■ Work item
Count how many lines below include the string "want". Only that number should appear in the reply.

--------------------------------------------------

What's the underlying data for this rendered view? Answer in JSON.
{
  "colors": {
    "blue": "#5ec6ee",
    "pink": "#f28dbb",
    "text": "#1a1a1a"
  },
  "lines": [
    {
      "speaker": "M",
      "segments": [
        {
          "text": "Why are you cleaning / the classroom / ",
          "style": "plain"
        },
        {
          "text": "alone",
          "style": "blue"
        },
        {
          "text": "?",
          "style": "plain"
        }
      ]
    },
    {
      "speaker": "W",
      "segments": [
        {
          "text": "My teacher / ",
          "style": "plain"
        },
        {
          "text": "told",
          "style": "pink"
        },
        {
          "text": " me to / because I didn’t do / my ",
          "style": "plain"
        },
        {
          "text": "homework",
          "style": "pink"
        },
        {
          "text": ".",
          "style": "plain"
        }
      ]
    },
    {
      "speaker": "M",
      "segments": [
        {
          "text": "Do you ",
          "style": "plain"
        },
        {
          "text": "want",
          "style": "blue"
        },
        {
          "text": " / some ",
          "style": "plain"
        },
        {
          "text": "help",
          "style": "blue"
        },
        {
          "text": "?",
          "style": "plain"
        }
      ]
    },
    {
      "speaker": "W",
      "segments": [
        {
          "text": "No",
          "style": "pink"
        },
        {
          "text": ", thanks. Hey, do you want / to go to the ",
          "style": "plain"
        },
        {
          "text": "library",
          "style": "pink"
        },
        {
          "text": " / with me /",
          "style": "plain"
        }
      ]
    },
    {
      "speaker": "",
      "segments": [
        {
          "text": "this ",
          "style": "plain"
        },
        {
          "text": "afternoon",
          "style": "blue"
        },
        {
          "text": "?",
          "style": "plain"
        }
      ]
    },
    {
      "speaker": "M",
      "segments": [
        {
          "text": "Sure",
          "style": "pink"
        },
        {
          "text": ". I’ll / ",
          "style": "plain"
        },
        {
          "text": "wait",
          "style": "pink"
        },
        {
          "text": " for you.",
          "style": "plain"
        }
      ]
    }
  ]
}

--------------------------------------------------

■ Output for this task
2